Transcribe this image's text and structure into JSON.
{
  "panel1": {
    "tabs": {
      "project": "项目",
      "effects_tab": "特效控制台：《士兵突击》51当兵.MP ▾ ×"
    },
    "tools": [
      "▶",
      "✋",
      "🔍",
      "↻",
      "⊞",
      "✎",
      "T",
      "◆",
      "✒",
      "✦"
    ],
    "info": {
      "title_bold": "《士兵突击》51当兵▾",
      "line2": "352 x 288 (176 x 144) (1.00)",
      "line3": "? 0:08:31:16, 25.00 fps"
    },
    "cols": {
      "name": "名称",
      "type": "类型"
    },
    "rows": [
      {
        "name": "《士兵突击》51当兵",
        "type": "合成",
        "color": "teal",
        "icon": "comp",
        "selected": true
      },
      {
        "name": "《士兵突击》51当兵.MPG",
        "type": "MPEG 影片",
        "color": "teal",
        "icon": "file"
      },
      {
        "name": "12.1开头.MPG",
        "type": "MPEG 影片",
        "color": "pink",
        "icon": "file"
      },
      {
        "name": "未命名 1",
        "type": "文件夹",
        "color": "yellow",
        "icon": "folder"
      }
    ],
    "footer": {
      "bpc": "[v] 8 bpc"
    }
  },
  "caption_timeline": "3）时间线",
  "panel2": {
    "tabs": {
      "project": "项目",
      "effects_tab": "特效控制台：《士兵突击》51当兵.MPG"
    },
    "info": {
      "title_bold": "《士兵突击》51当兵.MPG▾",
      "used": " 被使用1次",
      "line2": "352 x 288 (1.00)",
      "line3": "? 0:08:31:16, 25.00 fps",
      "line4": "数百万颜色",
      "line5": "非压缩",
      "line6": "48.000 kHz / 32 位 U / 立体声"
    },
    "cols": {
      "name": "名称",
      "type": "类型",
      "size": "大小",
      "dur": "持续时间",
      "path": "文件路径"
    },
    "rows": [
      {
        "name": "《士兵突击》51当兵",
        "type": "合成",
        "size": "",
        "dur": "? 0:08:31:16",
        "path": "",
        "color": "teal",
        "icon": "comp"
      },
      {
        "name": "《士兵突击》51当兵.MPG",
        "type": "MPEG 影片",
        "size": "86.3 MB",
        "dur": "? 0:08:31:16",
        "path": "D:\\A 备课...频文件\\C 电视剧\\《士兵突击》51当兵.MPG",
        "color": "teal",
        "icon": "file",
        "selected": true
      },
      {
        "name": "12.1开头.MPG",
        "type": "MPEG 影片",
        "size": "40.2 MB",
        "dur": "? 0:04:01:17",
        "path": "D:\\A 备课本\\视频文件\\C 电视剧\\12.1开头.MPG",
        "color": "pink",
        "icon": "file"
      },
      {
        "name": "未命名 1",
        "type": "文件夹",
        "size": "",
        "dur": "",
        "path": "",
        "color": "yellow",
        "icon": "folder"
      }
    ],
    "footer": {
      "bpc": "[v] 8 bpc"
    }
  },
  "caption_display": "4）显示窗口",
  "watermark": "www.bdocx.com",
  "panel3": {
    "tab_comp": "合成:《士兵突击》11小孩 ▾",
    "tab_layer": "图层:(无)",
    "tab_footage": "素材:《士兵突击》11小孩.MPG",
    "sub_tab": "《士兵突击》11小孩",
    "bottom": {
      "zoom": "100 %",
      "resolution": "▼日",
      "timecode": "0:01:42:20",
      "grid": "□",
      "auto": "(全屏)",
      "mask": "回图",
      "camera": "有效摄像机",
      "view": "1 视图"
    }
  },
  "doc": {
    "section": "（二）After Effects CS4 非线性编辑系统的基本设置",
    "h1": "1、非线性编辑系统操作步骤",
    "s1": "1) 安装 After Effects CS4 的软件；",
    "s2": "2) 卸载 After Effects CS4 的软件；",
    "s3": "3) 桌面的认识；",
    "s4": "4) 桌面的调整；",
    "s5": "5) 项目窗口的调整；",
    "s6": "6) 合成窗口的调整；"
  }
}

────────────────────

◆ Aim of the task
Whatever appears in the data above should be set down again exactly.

◆ Answer area
Transcribe this image's text and structure into JSON.
{
  "panel1": {
    "tabs": {
      "project": "项目",
      "effects_tab": "特效控制台：《士兵突击》51当兵.MP ▾ ×"
    },
    "tools": [
      "▶",
      "✋",
      "🔍",
      "↻",
      "⊞",
      "✎",
      "T",
      "◆",
      "✒",
      "✦"
    ],
    "info": {
      "title_bold": "《士兵突击》51当兵▾",
      "line2": "352 x 288 (176 x 144) (1.00)",
      "line3": "? 0:08:31:16, 25.00 fps"
    },
    "cols": {
      "name": "名称",
      "type": "类型"
    },
    "rows": [
      {
        "name": "《士兵突击》51当兵",
        "type": "合成",
        "color": "teal",
        "icon": "comp",
        "selected": true
      },
      {
        "name": "《士兵突击》51当兵.MPG",
        "type": "MPEG 影片",
        "color": "teal",
        "icon": "file"
      },
      {
        "name": "12.1开头.MPG",
        "type": "MPEG 影片",
        "color": "pink",
        "icon": "file"
      },
      {
        "name": "未命名 1",
        "type": "文件夹",
        "color": "yellow",
        "icon": "folder"
      }
    ],
    "footer": {
      "bpc": "[v] 8 bpc"
    }
  },
  "caption_timeline": "3）时间线",
  "panel2": {
    "tabs": {
      "project": "项目",
      "effects_tab": "特效控制台：《士兵突击》51当兵.MPG"
    },
    "info": {
      "title_bold": "《士兵突击》51当兵.MPG▾",
      "used": " 被使用1次",
      "line2": "352 x 288 (1.00)",
      "line3": "? 0:08:31:16, 25.00 fps",
      "line4": "数百万颜色",
      "line5": "非压缩",
      "line6": "48.000 kHz / 32 位 U / 立体声"
    },
    "cols": {
      "name": "名称",
      "type": "类型",
      "size": "大小",
      "dur": "持续时间",
      "path": "文件路径"
    },
    "rows": [
      {
        "name": "《士兵突击》51当兵",
        "type": "合成",
        "size": "",
        "dur": "? 0:08:31:16",
        "path": "",
        "color": "teal",
        "icon": "comp"
      },
      {
        "name": "《士兵突击》51当兵.MPG",
        "type": "MPEG 影片",
        "size": "86.3 MB",
        "dur": "? 0:08:31:16",
        "path": "D:\\A 备课...频文件\\C 电视剧\\《士兵突击》51当兵.MPG",
        "color": "teal",
        "icon": "file",
        "selected": true
      },
      {
        "name": "12.1开头.MPG",
        "type": "MPEG 影片",
        "size": "40.2 MB",
        "dur": "? 0:04:01:17",
        "path": "D:\\A 备课本\\视频文件\\C 电视剧\\12.1开头.MPG",
        "color": "pink",
        "icon": "file"
      },
      {
        "name": "未命名 1",
        "type": "文件夹",
        "size": "",
        "dur": "",
        "path": "",
        "color": "yellow",
        "icon": "folder"
      }
    ],
    "footer": {
      "bpc": "[v] 8 bpc"
    }
  },
  "caption_display": "4）显示窗口",
  "watermark": "www.bdocx.com",
  "panel3": {
    "tab_comp": "合成:《士兵突击》11小孩 ▾",
    "tab_layer": "图层:(无)",
    "tab_footage": "素材:《士兵突击》11小孩.MPG",
    "sub_tab": "《士兵突击》11小孩",
    "bottom": {
      "zoom": "100 %",
      "resolution": "▼日",
      "timecode": "0:01:42:20",
      "grid": "□",
      "auto": "(全屏)",
      "mask": "回图",
      "camera": "有效摄像机",
      "view": "1 视图"
    }
  },
  "doc": {
    "section": "（二）After Effects CS4 非线性编辑系统的基本设置",
    "h1": "1、非线性编辑系统操作步骤",
    "s1": "1) 安装 After Effects CS4 的软件；",
    "s2": "2) 卸载 After Effects CS4 的软件；",
    "s3": "3) 桌面的认识；",
    "s4": "4) 桌面的调整；",
    "s5": "5) 项目窗口的调整；",
    "s6": "6) 合成窗口的调整；"
  }
}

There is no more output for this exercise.